How much did the weather play a part in making it even tougher throughout the week?
The weather completely changed the challenge. Once we knew that we were in for a week of very volatile and changing conditions, safety became so much more important. It became much more of a case of surviving each day the best I could and getting through it as safely as possible. I still did the hours but it meant at times we had to adjust the plan and rack up elevation cycling up Alpe Du Zwift on the turbo too.
Which Parcours wheels did you use for the challenge?
My Cervélo R5 was fitted out with a set of Ronde wheels. I chose these as they are a lightweight but also wide option which meant that I could fit some wider tyres on and still get a bit of an aero benefit. I chose these also because they are shallower, meaning even less of a concern when the gales were blustering away too.They performed fantastically!
What does the rest of the year look like for you? Do you have some exciting plans?

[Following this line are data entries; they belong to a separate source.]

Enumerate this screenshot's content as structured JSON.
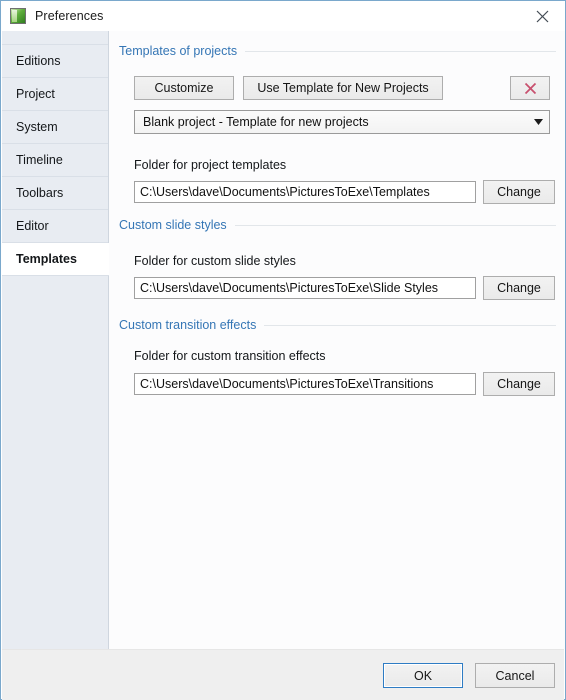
{
  "window": {
    "title": "Preferences",
    "app_icon": "pictures-to-exe-icon",
    "close_icon": "close-icon",
    "border_color": "#7aa8cc"
  },
  "sidebar": {
    "items": [
      {
        "label": "Editions",
        "selected": false
      },
      {
        "label": "Project",
        "selected": false
      },
      {
        "label": "System",
        "selected": false
      },
      {
        "label": "Timeline",
        "selected": false
      },
      {
        "label": "Toolbars",
        "selected": false
      },
      {
        "label": "Editor",
        "selected": false
      },
      {
        "label": "Templates",
        "selected": true
      }
    ]
  },
  "sections": {
    "templates_of_projects": {
      "heading": "Templates of projects",
      "heading_color": "#3576b5",
      "customize_label": "Customize",
      "use_template_label": "Use Template for New Projects",
      "delete_icon": "red-x-delete-icon",
      "delete_icon_color": "#c8506e",
      "combo_value": "Blank project - Template for new projects",
      "combo_arrow_icon": "chevron-down-icon",
      "folder_label": "Folder for project templates",
      "folder_path": "C:\\Users\\dave\\Documents\\PicturesToExe\\Templates",
      "change_label": "Change"
    },
    "custom_slide_styles": {
      "heading": "Custom slide styles",
      "heading_color": "#3576b5",
      "folder_label": "Folder for custom slide styles",
      "folder_path": "C:\\Users\\dave\\Documents\\PicturesToExe\\Slide Styles",
      "change_label": "Change"
    },
    "custom_transition_effects": {
      "heading": "Custom transition effects",
      "heading_color": "#3576b5",
      "folder_label": "Folder for custom transition effects",
      "folder_path": "C:\\Users\\dave\\Documents\\PicturesToExe\\Transitions",
      "change_label": "Change"
    }
  },
  "footer": {
    "ok_label": "OK",
    "cancel_label": "Cancel",
    "focus_color": "#2e7cc4"
  }
}
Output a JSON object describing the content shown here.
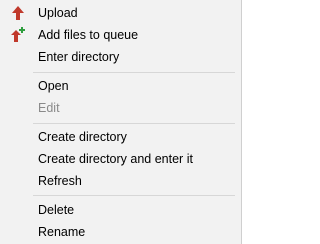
{
  "context_menu": {
    "items": [
      {
        "label": "Upload",
        "icon": "upload-arrow-icon",
        "enabled": true
      },
      {
        "label": "Add files to queue",
        "icon": "add-to-queue-icon",
        "enabled": true
      },
      {
        "label": "Enter directory",
        "enabled": true
      },
      {
        "label": "Open",
        "enabled": true
      },
      {
        "label": "Edit",
        "enabled": false
      },
      {
        "label": "Create directory",
        "enabled": true
      },
      {
        "label": "Create directory and enter it",
        "enabled": true
      },
      {
        "label": "Refresh",
        "enabled": true
      },
      {
        "label": "Delete",
        "enabled": true
      },
      {
        "label": "Rename",
        "enabled": true
      }
    ]
  },
  "colors": {
    "menu_background": "#f2f2f2",
    "upload_arrow": "#c0392b",
    "queue_plus": "#2e9e3e",
    "disabled_text": "#8a8a8a",
    "separator": "#d7d7d7"
  }
}
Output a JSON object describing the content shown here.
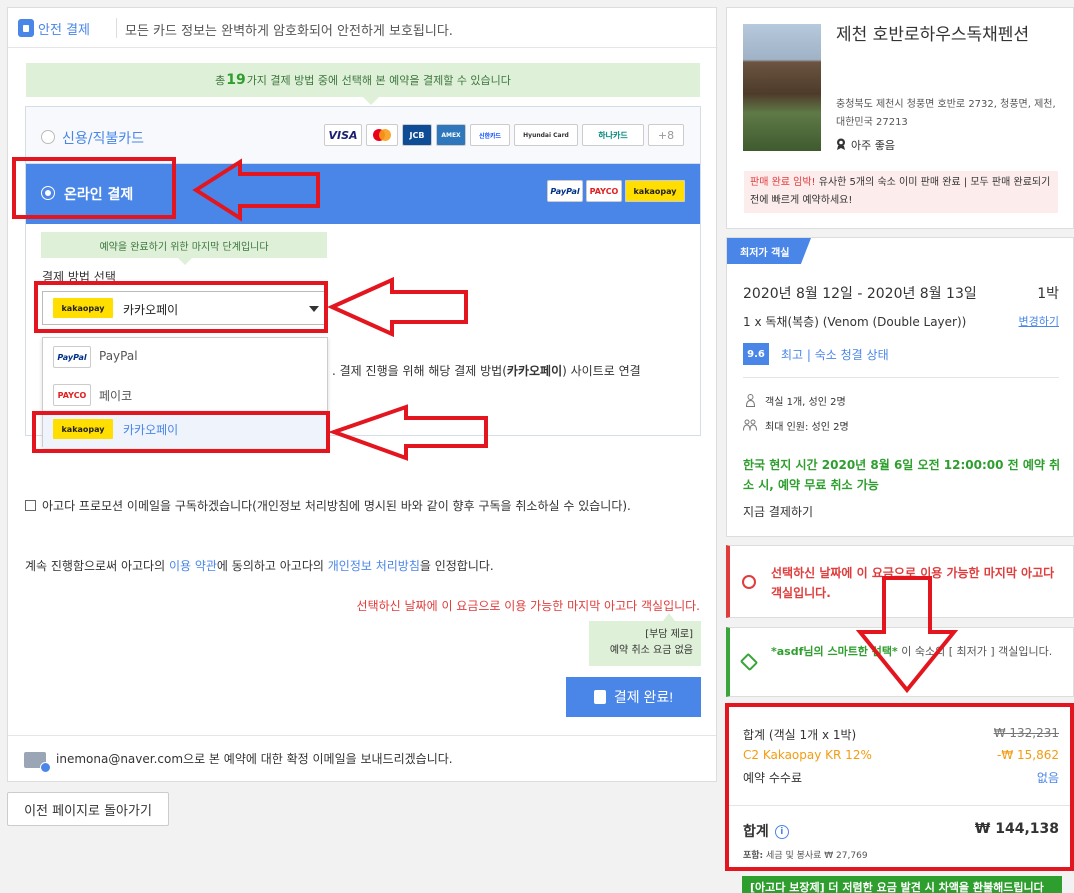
{
  "payment": {
    "secure_label": "안전 결제",
    "secure_text": "모든 카드 정보는 완벽하게 암호화되어 안전하게 보호됩니다.",
    "methods_prefix": "총 ",
    "methods_count": "19",
    "methods_suffix": "가지 결제 방법 중에 선택해 본 예약을 결제할 수 있습니다",
    "card_label": "신용/직불카드",
    "card_logos": [
      "VISA",
      "MC",
      "JCB",
      "AMEX",
      "신한카드",
      "Hyundai Card",
      "하나카드"
    ],
    "card_more": "+8",
    "online_label": "온라인 결제",
    "online_logos": [
      "PayPal",
      "PAYCO",
      "kakaopay"
    ],
    "step_notice": "예약을 완료하기 위한 마지막 단계입니다",
    "method_select_label": "결제 방법 선택",
    "selected_method": "카카오페이",
    "selected_logo": "kakaopay",
    "dropdown": [
      {
        "logo": "PayPal",
        "label": "PayPal"
      },
      {
        "logo": "PAYCO",
        "label": "페이코"
      },
      {
        "logo": "kakaopay",
        "label": "카카오페이"
      }
    ],
    "redirect_pre": ". 결제 진행을 위해 해당 결제 방법(",
    "redirect_bold": "카카오페이",
    "redirect_post": ") 사이트로 연결",
    "promo_text": "아고다 프로모션 이메일을 구독하겠습니다(개인정보 처리방침에 명시된 바와 같이 향후 구독을 취소하실 수 있습니다).",
    "terms_pre": "계속 진행함으로써 아고다의 ",
    "terms_link1": "이용 약관",
    "terms_mid": "에 동의하고 아고다의 ",
    "terms_link2": "개인정보 처리방침",
    "terms_post": "을 인정합니다.",
    "last_room": "선택하신 날짜에 이 요금으로 이용 가능한 마지막 아고다 객실입니다.",
    "zero_title": "[부담 제로]",
    "zero_text": "예약 취소 요금 없음",
    "complete_button": "결제 완료!",
    "email_notice": "inemona@naver.com으로 본 예약에 대한 확정 이메일을 보내드리겠습니다.",
    "back_button": "이전 페이지로 돌아가기"
  },
  "hotel": {
    "name": "제천 호반로하우스독채펜션",
    "address": "충청북도 제천시 청풍면 호반로 2732, 청풍면, 제천, 대한민국 27213",
    "rating_word": "아주 좋음",
    "urgency_bold": "판매 완료 임박!",
    "urgency_text": " 유사한 5개의 숙소 이미 판매 완료 | 모두 판매 완료되기 전에 빠르게 예약하세요!"
  },
  "room": {
    "best_tag": "최저가 객실",
    "dates": "2020년 8월 12일 - 2020년 8월 13일",
    "nights": "1박",
    "room_type": "1 x 독채(복층) (Venom (Double Layer))",
    "change_link": "변경하기",
    "score": "9.6",
    "score_text": "최고 | 숙소 청결 상태",
    "guests": "객실 1개, 성인 2명",
    "max_guests": "최대 인원: 성인 2명",
    "cancel_policy": "한국 현지 시간 2020년 8월 6일 오전 12:00:00 전 예약 취소 시, 예약 무료 취소 가능",
    "pay_now": "지금 결제하기"
  },
  "alerts": {
    "red_text": "선택하신 날짜에 이 요금으로 이용 가능한 마지막 아고다 객실입니다.",
    "green_bold": "*asdf님의 스마트한 선택*",
    "green_text": " 이 숙소의 [ 최저가 ] 객실입니다."
  },
  "summary": {
    "subtotal_label": "합계 (객실 1개 x 1박)",
    "subtotal_value": "₩ 132,231",
    "discount_label": "C2 Kakaopay KR 12%",
    "discount_value": "-₩ 15,862",
    "fee_label": "예약 수수료",
    "fee_value": "없음",
    "total_label": "합계",
    "total_value": "₩ 144,138",
    "tax_label": "포함:",
    "tax_text": " 세금 및 봉사료 ₩ 27,769",
    "guarantee": "[아고다 보장제] 더 저렴한 요금 발견 시 차액을 환불해드립니다"
  },
  "colors": {
    "accent": "#4a86e8",
    "annotation_red": "#e3161f",
    "success_green": "#2e9e2e",
    "kakao_yellow": "#ffde00",
    "discount_orange": "#f39c12"
  }
}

This year to be honest it still looks manic. I think I have basically got 4 ultra races in 5 months which is pretty insane. Next up for me though will be Grinduro in Wales which I'm looking forward to just having a bit of a laugh there. Following that I'll be heading back to go and enjoy Badlands, followed by The Trans Pyrenees, a bikepacking trip I've organised with Cold Dark North and Steezy Collective called 'Not A Thing', Granguanche and then Atlas Mountains in February. Lots of event cancellations over the last few years has just meant that I've ended up with a slammed later part of the year, but more than anything I just am aiming to have fun riding my bike in incredible places. I'm unbelievably lucky to get to do what I do.
What ride is top of your bucket list?
My bucket list is huge to be honest but the trips I enjoy the most are chilled ones with mates where we can really explore a place and just enjoy the journey. Hopefully some more of those are on the cards too.